As you know, I wrote posts on every play Molière wrote. Molière is a major writer. In fact, the French language is often referred to as la langue de Molière. Quotations were in both French and English, and each one was followed by a link taking readers to the entire play.
Toutmolière.net / Molière 21 has been removed from the internet. So, links following my quotations no longer lead to the complete play. I believe a few of my posts are entries.
However, I hope sincerely that the toutmolière.net/ Molière 21 site will be reintroduced among necessary entries. I so enjoyed using these toutmolière.net.
English translations of my quotations were taken from an Internet Archive‘s translation of the plays of Molière. I had chosen Henri van Laun. The print is small but it can be enlarged. The full texts of certain plays is available courtesy of the Gutenberg Project, Wikisource, and other sources, but most of my Molière posts no longer have a link to the French text and I fear readers will not “run around.” A teacher’s presentation of a work is a key source of learning. Illustrations are also very important.
Many people are confined to their home or bed. They cannot go to a library or a bookstore, because there is no convenient transportation. Some are blind or have poor eyesight, so audio books are important. Henri van Laun was an excellent moliériste and translator. The print was small, but it could be enlarged.
I hope toutmolière.net /Molière 21 will reinsert Molière’s plays on the internet so people reading my 82 posts will be able to read more than its short quotations.
My doctoral thesis has been published on the internet by the University of British Columbia. However, the copy that was used has many spelling and surface errors. I will correct these.
Messieurs, je vous en prie, rendez-nous toutmolière.net.
Molière (page) 83 posts
We will survive. I was going through my Molière’s plays because I would like to present more fables by Jean de La Fontaine. Molière and Jean de La Fontaine were good friends and the same age.
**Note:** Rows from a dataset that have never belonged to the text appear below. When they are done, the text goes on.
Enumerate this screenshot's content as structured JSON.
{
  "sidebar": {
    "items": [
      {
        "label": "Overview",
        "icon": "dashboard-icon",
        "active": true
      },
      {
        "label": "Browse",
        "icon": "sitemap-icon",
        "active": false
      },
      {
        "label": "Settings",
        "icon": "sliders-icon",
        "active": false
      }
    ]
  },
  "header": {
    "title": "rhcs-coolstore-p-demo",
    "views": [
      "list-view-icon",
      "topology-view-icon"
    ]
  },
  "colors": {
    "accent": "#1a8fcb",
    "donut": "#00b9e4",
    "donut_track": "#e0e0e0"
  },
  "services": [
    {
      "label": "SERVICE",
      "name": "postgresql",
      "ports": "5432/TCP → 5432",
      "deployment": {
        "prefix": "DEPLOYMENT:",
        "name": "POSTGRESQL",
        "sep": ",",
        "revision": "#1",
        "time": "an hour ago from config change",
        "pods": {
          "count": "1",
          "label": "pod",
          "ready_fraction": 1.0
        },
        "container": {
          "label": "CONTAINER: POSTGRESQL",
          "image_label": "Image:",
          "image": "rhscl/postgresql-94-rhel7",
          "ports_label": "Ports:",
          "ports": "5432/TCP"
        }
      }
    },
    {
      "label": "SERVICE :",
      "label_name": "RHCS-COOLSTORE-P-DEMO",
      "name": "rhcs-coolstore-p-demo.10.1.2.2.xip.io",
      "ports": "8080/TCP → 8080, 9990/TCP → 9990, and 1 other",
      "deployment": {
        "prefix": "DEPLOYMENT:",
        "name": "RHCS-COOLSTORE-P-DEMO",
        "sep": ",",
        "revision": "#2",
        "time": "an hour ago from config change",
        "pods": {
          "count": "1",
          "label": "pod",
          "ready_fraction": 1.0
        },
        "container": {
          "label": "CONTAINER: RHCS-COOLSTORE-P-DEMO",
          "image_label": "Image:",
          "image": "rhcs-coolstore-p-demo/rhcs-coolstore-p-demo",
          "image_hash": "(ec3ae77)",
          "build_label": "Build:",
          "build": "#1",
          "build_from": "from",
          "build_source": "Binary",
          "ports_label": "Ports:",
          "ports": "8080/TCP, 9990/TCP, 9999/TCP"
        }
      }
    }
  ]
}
Both were influenced by Rabelais.
GEORG MATTHIAS MONN (1717-1750)
Concerto for cello, strings and basso continuo in G minor (1. Allegro moderato)
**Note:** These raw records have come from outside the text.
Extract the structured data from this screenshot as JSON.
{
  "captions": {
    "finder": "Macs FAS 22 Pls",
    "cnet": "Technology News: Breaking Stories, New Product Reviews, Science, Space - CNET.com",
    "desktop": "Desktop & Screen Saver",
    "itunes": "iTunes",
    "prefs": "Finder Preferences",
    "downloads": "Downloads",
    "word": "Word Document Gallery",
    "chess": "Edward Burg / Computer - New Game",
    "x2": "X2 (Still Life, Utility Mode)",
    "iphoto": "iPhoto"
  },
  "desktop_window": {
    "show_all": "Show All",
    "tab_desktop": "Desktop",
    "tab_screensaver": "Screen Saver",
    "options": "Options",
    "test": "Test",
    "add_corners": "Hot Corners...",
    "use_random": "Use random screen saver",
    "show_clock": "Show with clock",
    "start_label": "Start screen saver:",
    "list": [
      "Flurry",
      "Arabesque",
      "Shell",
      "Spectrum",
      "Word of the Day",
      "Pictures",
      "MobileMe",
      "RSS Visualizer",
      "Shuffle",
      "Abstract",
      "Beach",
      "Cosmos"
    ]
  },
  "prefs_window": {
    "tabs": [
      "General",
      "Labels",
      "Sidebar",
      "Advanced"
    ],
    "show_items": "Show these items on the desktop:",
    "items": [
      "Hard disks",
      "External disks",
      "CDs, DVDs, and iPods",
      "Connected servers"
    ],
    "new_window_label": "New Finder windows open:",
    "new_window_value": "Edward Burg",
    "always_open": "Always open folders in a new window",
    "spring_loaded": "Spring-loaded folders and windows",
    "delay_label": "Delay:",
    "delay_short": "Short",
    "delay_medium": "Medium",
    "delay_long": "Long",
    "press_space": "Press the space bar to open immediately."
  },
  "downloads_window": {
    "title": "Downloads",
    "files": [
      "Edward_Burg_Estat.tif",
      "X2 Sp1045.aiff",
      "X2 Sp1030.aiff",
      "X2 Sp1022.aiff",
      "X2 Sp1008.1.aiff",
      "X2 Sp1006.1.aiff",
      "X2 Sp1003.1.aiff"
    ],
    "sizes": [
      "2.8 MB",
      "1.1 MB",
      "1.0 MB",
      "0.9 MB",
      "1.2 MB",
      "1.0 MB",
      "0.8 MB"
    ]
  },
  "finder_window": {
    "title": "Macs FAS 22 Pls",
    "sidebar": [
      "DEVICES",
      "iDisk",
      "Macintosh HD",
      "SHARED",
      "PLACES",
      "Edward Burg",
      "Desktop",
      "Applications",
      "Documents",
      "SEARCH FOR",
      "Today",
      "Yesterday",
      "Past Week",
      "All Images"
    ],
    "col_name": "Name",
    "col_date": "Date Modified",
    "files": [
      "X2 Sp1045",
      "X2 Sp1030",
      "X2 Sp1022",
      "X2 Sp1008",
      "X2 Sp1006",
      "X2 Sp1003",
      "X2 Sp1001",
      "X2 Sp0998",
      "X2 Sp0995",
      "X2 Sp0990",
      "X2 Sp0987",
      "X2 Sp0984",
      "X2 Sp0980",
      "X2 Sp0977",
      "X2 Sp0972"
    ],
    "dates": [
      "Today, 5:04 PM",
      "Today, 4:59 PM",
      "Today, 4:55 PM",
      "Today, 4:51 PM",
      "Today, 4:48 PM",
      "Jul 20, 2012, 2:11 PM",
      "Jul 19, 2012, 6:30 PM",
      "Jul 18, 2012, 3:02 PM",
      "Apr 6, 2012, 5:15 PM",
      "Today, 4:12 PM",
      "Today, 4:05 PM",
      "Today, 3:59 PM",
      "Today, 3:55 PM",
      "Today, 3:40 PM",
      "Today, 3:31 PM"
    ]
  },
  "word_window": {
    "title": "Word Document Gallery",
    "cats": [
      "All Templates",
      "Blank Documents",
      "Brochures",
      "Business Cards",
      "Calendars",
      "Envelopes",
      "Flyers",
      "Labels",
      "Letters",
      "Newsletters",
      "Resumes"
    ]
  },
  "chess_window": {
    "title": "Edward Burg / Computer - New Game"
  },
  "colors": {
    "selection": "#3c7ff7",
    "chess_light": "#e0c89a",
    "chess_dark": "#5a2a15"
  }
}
Performed by the Freiburger Barockorchester
Featuring Jean-Guihen Queyras, cello
Conducted by Petra Mullejans
© Micheline Walker (Bourbeau-Walker)
9 December 2022